Published on: Thursday, 5 March 2020
Last updated: Thursday, 5 March 2020
Greater Anglia managing director Jamie Burles has pledged to do everything he can to make sure more trains run on time – following a big improvement in punctuality last year.
Last year, 35,000 trains which were late in 2018 arrived within one minute of their scheduled arrival time in 2019.
This followed a big push on punctuality, which saw regular “performance summits” with Network Rail, weekly meetings at Greater Anglia where every single minute of delay was analysed to see how it could be avoided again and a number of initiatives aimed at getting trains departing from stations on time.
Earlier this month, Greater Anglia received two awards for punctuality at the independent Golden Whistles Awards, including “most improved” operator for punctuality on the company’s commuter services in Essex and Hertfordshire, which rose by 13.1 per cent compared to the previous year.
Jamie Burles said: “Overall we saw punctuality rise last year – even though we had a very difficult December on our rural lines when signalling issues preventing us from running a full train service and set back our new trains roll-out programme, which I’m very sorry about.
“There have been some problems so far this year too on parts of our network – although we’re seeing punctuality and reliability improve on some of our rural lines, such as Norwich-Sheringham.
“We are keeping our focus on punctuality – I know it can be better and I’m determined to make sure it does get better.
“We are continuing with all the actions we took last year, as well as looking for other innovations that will help us to give our customers what they want – a reliable and punctual train service.”
Last year’s actions in the joint Greater Anglia and Network Rail “Every Second Counts” punctuality drive included:
- A more proactive recovery policy established for dealing with delays caused by broken down trains
- Joint improvement plans drawn up by Greater Anglia and Network Rail
- Introduction of Japanese technology to plan the timetable more efficiently
- Network Rail set up a £10 million booster fund for initiatives specifically to improve performance, maintenance work on problem areas and removal of long-standing speed restrictions
In the coming year, Greater Anglia Network Rail will continue to hold joint performance summits.
Greater Anglia is using innovative software to monitor the punctuality of trains at stations, enabling the organisation to monitor late trains at stations and work out interventions to stop them being consistently delayed.
Network Rail is focusing on improvement works at Liverpool Street to reduce delays caused by infrastructure problems at the station such as points failure or signalling issues.Ellie Burrows, Network Rail’s managing director for Anglia, said: “I’m determined to improve performance across the region by working closely with our train operators to deliver the levels of service our passengers rightly expect.

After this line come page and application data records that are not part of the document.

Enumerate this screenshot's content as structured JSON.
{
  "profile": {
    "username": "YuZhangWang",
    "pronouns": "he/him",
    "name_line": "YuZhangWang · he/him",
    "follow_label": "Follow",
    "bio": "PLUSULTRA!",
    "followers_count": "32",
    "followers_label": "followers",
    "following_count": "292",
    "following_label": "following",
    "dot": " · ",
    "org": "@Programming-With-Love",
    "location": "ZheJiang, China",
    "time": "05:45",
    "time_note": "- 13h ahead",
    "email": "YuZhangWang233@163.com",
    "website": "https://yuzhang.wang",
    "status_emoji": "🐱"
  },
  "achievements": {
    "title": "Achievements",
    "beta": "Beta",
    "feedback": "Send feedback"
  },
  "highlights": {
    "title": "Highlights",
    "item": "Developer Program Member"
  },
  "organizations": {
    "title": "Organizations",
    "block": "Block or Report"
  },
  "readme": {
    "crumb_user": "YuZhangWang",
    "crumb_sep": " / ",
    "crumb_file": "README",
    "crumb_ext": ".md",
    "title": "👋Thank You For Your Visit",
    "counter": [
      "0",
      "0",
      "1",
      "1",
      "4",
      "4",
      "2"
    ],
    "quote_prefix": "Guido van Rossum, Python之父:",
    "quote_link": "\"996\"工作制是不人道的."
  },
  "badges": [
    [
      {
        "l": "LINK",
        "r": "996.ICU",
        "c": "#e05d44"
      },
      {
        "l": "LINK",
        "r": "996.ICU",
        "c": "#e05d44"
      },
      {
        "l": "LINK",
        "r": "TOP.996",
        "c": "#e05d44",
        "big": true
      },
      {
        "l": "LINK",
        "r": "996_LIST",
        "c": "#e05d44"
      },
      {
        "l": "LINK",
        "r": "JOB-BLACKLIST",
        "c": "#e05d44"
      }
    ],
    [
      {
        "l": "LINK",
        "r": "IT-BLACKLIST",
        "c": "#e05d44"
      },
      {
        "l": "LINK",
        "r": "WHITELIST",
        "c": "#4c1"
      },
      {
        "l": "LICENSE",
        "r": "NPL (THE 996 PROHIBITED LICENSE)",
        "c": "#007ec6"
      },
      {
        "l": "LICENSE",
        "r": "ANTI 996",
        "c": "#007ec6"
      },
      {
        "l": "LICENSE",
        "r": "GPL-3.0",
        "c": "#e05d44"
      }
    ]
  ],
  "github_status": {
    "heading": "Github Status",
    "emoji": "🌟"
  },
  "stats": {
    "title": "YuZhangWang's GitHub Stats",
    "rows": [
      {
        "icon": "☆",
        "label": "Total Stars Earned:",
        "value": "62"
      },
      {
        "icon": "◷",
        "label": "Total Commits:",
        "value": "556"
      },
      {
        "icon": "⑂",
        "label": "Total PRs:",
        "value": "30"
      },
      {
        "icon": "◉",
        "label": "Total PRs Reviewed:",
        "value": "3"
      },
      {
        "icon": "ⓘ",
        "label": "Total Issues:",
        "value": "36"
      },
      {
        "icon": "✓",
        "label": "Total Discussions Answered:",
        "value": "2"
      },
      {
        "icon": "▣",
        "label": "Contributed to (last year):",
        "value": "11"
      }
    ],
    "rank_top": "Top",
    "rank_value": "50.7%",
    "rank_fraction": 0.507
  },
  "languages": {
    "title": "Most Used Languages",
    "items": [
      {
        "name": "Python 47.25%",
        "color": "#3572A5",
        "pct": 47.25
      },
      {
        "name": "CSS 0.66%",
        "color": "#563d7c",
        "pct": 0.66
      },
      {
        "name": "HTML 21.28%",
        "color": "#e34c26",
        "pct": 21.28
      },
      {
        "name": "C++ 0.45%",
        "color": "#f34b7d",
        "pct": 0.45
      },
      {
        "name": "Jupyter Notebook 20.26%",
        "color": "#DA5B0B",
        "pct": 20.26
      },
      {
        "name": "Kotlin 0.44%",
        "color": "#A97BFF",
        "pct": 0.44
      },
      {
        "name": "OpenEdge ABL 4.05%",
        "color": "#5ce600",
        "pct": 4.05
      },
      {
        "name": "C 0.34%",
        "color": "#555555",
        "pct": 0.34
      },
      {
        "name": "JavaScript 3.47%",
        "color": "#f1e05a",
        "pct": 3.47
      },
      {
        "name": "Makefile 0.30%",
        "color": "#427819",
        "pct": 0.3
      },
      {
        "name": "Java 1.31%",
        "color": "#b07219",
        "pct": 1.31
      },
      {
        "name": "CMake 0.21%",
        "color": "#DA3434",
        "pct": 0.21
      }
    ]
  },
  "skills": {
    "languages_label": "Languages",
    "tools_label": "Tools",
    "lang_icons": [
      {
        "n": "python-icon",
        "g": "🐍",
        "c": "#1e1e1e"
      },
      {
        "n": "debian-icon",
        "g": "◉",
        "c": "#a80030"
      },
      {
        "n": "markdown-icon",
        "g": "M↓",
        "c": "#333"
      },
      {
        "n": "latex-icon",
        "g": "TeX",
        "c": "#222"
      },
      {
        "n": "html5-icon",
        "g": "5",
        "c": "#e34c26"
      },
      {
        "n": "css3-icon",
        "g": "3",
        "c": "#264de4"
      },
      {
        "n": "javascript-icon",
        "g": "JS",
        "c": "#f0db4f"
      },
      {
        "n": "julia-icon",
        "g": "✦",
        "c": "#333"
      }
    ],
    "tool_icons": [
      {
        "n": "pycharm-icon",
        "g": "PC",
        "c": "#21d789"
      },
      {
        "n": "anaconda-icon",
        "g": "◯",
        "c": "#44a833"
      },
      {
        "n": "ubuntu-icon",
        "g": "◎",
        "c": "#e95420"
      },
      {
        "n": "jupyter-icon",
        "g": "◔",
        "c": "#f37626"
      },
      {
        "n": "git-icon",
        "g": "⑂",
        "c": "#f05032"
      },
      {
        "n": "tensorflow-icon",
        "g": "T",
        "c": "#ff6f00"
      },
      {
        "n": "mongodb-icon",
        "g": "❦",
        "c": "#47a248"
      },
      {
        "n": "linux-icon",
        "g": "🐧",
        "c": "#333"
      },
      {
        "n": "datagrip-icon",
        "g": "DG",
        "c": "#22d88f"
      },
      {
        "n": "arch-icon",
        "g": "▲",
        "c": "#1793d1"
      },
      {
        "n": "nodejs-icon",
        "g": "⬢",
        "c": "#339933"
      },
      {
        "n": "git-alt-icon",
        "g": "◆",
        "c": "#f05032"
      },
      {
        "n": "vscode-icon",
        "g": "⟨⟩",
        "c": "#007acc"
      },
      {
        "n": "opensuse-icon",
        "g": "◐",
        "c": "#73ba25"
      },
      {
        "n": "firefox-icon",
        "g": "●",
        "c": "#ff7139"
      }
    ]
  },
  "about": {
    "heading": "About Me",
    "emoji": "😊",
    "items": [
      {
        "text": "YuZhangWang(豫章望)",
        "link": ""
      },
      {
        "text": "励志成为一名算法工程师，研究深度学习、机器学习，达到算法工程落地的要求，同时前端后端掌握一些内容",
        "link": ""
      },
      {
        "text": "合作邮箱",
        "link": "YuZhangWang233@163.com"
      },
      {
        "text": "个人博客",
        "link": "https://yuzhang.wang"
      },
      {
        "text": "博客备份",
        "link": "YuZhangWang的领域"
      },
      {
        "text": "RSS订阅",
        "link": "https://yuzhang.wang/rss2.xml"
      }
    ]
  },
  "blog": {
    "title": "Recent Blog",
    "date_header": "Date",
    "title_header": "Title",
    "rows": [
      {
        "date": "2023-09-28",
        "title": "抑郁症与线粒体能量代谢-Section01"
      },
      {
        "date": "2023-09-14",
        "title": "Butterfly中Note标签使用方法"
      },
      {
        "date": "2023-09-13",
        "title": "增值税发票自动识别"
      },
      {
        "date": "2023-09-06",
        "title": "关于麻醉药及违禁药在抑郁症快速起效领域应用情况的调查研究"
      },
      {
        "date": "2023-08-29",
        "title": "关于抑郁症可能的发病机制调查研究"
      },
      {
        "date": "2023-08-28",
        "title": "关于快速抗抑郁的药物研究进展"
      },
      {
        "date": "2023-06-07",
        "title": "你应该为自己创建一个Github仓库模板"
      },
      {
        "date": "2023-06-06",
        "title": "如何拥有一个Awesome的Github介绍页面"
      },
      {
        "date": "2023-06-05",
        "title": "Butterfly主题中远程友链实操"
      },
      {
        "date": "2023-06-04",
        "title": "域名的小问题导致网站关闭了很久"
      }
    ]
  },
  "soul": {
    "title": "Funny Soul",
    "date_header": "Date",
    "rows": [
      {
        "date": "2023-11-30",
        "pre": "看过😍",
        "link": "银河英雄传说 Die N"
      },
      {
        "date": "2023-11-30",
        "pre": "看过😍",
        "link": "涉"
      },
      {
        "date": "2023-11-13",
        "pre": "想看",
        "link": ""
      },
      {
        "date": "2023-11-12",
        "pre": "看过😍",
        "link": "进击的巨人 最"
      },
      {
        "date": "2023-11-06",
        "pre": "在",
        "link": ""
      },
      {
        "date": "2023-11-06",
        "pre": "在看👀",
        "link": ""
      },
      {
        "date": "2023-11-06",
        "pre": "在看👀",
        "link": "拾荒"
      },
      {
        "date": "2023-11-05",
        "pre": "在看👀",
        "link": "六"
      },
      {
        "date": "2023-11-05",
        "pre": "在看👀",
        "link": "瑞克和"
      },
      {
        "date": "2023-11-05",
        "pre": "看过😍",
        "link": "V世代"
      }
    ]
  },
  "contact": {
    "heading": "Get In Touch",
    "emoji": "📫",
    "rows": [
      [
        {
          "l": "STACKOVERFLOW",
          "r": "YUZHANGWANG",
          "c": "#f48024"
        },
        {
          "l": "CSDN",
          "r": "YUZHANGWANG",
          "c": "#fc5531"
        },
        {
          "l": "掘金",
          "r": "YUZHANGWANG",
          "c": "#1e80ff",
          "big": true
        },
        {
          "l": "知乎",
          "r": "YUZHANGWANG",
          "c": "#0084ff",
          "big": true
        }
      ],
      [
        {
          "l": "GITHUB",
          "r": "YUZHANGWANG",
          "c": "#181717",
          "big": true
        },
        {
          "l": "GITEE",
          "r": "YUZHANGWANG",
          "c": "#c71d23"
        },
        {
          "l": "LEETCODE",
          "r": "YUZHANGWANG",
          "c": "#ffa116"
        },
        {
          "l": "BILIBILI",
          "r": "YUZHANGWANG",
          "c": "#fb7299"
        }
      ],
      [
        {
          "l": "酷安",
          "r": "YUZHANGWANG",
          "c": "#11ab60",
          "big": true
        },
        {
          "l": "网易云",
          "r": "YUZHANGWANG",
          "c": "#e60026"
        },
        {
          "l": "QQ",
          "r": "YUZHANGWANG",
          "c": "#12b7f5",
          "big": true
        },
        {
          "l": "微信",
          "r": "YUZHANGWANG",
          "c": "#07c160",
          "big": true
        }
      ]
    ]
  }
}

“While we’ve seen some good progress there is further to go. We’re upgrading track and overhead wiring systems to improve the reliability of the infrastructure across the region while also looking at how we better recover the service when incidents do happen.”
Greater Anglia has replaced all of its old diesel trains with brand new trains which, despite some teething problems as they bed in, are beginning to increase reliability across the company’s rural train lines.
The company has also started replacing all of the old intercity trains which run between Norwich-Liverpool Street.
This year will see the start of the roll-out of brand-new electric commuter trains, built in the UK by Bombardier, which will replace all the company’s existing electric trains which run on lines in Essex, Cambridgeshire, Hertfordshire and from Ipswich.